**WHAT NEEDS TO BE DONE**
Within the listing below, locate all lines containing the word "current". Copy each one.

**INFORMATION**
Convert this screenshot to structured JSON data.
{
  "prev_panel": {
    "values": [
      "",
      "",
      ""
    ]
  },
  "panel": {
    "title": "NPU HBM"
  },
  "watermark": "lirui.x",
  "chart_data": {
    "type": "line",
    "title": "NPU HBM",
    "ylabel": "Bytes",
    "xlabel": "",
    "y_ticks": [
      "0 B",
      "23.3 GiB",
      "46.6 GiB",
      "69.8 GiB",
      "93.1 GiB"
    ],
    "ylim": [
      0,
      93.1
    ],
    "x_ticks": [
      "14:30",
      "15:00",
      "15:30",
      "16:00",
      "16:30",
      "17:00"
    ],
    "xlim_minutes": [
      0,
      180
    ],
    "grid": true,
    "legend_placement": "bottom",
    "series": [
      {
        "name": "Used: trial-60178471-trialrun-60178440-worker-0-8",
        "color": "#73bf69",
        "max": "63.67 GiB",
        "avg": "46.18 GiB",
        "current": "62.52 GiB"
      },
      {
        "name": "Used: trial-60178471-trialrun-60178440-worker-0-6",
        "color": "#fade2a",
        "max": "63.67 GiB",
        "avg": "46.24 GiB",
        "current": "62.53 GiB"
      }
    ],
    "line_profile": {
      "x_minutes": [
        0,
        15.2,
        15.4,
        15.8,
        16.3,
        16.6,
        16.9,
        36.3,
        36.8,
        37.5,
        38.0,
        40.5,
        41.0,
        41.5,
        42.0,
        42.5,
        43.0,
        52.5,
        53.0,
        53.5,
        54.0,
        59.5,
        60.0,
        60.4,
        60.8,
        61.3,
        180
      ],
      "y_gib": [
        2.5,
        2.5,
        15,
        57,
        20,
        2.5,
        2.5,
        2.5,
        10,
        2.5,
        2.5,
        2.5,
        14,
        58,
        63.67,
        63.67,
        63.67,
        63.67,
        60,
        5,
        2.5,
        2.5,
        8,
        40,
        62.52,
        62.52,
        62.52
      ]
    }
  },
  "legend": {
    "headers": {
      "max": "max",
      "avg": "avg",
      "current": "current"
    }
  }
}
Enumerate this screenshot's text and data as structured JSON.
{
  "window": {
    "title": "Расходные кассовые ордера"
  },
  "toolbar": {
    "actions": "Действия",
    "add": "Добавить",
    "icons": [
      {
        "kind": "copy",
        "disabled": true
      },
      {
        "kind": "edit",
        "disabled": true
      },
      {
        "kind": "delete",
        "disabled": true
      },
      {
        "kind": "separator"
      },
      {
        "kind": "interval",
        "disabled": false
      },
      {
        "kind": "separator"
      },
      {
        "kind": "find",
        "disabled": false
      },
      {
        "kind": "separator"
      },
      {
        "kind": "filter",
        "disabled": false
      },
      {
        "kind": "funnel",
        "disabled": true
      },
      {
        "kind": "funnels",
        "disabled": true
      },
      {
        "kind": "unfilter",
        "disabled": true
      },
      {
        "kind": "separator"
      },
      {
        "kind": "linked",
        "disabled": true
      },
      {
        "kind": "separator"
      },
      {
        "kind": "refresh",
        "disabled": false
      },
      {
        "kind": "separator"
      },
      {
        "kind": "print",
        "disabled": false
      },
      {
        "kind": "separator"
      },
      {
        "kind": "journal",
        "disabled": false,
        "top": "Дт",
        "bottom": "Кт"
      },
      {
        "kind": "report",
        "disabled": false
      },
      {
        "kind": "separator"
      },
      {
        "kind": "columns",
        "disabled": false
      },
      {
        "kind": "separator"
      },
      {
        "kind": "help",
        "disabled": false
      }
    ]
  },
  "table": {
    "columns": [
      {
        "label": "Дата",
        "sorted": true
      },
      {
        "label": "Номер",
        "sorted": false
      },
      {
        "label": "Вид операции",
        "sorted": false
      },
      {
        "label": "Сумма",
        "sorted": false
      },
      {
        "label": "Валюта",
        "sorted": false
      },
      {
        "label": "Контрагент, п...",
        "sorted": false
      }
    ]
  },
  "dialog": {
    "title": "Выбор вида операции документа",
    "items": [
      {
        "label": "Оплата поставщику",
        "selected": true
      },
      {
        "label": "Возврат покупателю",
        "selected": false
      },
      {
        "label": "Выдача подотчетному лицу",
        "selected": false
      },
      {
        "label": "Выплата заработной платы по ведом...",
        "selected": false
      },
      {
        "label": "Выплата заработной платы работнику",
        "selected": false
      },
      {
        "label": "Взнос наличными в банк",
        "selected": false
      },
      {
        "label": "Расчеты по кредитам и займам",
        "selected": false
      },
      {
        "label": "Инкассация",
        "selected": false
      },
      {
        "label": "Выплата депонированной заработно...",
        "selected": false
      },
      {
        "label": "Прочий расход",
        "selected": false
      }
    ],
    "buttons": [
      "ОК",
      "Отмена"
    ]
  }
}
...
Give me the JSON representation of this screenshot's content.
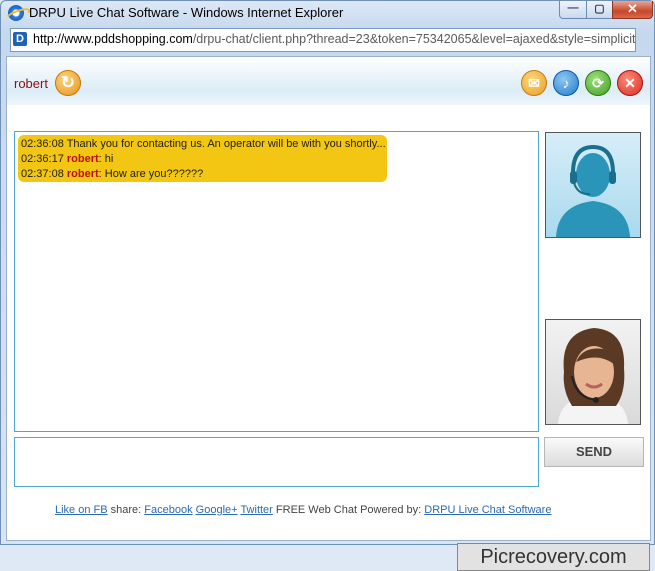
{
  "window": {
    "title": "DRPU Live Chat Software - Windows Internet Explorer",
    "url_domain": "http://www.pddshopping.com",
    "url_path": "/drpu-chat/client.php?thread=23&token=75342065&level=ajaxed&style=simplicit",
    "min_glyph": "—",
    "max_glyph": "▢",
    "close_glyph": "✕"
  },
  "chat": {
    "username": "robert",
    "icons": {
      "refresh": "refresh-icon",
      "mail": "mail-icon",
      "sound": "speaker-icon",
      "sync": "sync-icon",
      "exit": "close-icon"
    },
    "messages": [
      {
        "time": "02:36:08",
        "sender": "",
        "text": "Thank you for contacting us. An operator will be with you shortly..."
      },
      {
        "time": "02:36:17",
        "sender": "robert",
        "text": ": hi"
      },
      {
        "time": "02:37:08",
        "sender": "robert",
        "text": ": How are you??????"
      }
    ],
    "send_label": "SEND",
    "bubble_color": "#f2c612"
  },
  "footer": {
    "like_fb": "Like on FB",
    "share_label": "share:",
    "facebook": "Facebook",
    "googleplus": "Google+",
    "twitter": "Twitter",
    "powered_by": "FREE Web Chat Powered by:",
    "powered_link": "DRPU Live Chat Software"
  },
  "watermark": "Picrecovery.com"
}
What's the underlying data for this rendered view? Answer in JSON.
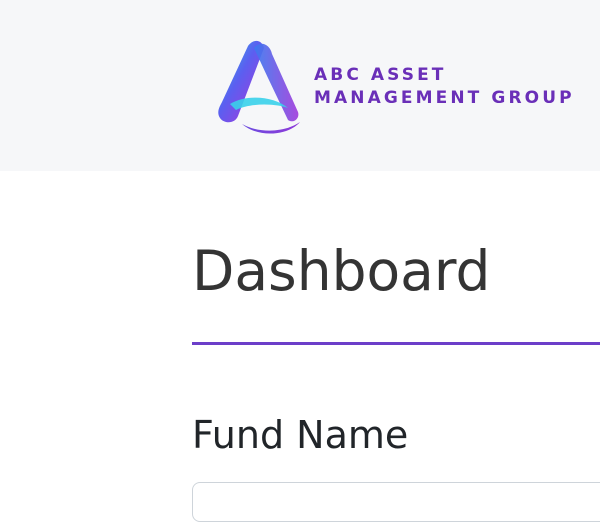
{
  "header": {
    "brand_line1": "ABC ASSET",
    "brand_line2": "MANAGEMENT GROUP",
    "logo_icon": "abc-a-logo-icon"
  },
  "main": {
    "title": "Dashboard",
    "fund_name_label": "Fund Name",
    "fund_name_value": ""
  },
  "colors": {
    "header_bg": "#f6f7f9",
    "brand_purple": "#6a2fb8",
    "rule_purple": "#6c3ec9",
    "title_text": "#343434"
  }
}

**TASK SOLUTION**
        "current": "62.52 GiB"
        "current": "62.53 GiB"
      "current": "current"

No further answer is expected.